Eataly: Rome’s Food and Drink Park

Eataly: Rome’s Food and Drink Park

Explore Rome’s hottest new attraction: Eataly. A culinary theme park with all-Italian foods and more. There are choices for all tastes: Drink an Italian IPA in the beer room, have fried prawns and white wine, have a Florentine steak and a glass of barolo, find the ultimate cook book, learn how to make pasta, etc, etc.

On June 12 2012 the once abandoned terminal right next to the Ostiense station transformed itself into Eataly – a theme park dedicated entirely to Italian food and drink. Oscar Farinetti, the creator of Eataly, described his project as a Disneyland dedicated to Italian beauty, style, and culinary genius. Oscar Farinetti’s slogan La Bellezza Ci Salvera’ (Beauty Will Save Us) has created a lot of hype and Eataly is now a top destination for Italians.

Oscar Farinetti is an eclectic man, an entrepreneur and street philosopher. In a recent youtube video he talks about the three orgasms of civilization: sex, food, and poetry. He values narrative and poetics and their relation to food. Farinetti wants to narrate food. He hits a winning note because food in Italy is not just sustenance; food is a big part of culture. What happens at the table is of utter importance and may reflect much bigger concerns. Oscar Farinetti’s invention is not only an economic success but also an incentive for getting Italy up again with a common concern: food.

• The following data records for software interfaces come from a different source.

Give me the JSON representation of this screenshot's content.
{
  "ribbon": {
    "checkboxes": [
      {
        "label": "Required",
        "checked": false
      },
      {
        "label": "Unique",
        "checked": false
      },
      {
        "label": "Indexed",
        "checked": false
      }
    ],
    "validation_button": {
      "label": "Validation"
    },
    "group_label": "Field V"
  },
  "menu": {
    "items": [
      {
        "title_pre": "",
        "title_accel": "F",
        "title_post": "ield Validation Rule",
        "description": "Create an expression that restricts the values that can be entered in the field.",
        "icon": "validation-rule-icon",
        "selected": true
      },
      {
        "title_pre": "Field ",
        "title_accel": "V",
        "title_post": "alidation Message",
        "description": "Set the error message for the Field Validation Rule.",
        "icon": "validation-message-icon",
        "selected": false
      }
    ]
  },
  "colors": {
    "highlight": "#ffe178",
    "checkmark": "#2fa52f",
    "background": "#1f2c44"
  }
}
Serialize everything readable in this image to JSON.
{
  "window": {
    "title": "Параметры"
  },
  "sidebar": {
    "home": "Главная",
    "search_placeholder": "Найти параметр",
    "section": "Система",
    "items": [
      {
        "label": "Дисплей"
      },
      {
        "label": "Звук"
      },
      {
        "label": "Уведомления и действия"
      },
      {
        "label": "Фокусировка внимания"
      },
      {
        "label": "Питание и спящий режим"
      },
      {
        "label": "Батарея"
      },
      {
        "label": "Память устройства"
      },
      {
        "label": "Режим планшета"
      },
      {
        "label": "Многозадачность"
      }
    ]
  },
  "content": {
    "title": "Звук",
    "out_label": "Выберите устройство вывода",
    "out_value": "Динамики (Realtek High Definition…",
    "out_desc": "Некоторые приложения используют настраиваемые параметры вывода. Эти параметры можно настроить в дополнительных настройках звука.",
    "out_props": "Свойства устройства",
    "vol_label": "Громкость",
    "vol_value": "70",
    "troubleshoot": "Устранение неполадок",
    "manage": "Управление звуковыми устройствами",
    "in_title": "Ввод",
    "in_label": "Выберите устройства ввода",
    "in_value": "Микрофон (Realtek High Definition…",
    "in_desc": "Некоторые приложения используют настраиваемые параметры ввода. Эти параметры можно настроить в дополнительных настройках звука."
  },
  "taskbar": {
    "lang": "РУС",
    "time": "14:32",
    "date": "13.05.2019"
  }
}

Eataly has given a big push in a city where innovation is faltering by creating new jobs and providing food-related cultural activities. 

The space is divided between 3 floors and offers 23 different locations specializing in all the hottest Italian foods: Neapolitan pizza, spaghetti, fish, fried seafood, rotisserie chicken, panini, piadine, meats, cold cuts, cheeses, breads and bakery goods. The complex can seat up to 1588 people. The history of food and culture is an important part of Eataly. The 14 thousand local products are introduced to the guests with didactic signs explaining the origins of the product and its particular history. There are 8 areas where visitors can observe foods been made, from artisanal pasta to mozzarella. The third floor has a conference room for lectures and there are weekly courses offered throughout Eataly in 8 designated classrooms and info sessions in 40 instructional areas. My favorite spot on the first floor is the fried fish corner, where you can get fritto misto (mixed seafood/fish fry) and a glass of good Roman dry white wine. After that you can have an espresso at the Gran Bar Illy downstairs and browse the bookstore. Eat, then walk it off, and eat again.

Besides offering a vast selection of Italian wines and Italian beers (yes, thats right!), Eataly has old school Italian soft drinks that were popular before the saturation of American soda on the local market. Drinks with funny names such as cedrata and chinotto. I remember having a cedrata at my friends grandparents house in the country outside of Rome; the drink soon after disappeared from my sight never to be seen again. This bright yellow-green drink is made from the fruit of the citron tree brought to Italy by the Arabs in the 10th century. The flavor is hard to describe, it is citrusy but there is a very particular twist to it because it is not made with either lemons nor oranges. Another classic is the chinotto made with the small bitter fruits of the myrtle-leaf orange tree. The color of chinotto is dark the taste is bittersweet and herbal. The same fruit is used to make Campari. Chinotto is considered the old man’s Coca Cola by the young generation although now it is having a resurgence in popularity and is used is cocktails such as the Sotto Chinotto served at Eataly.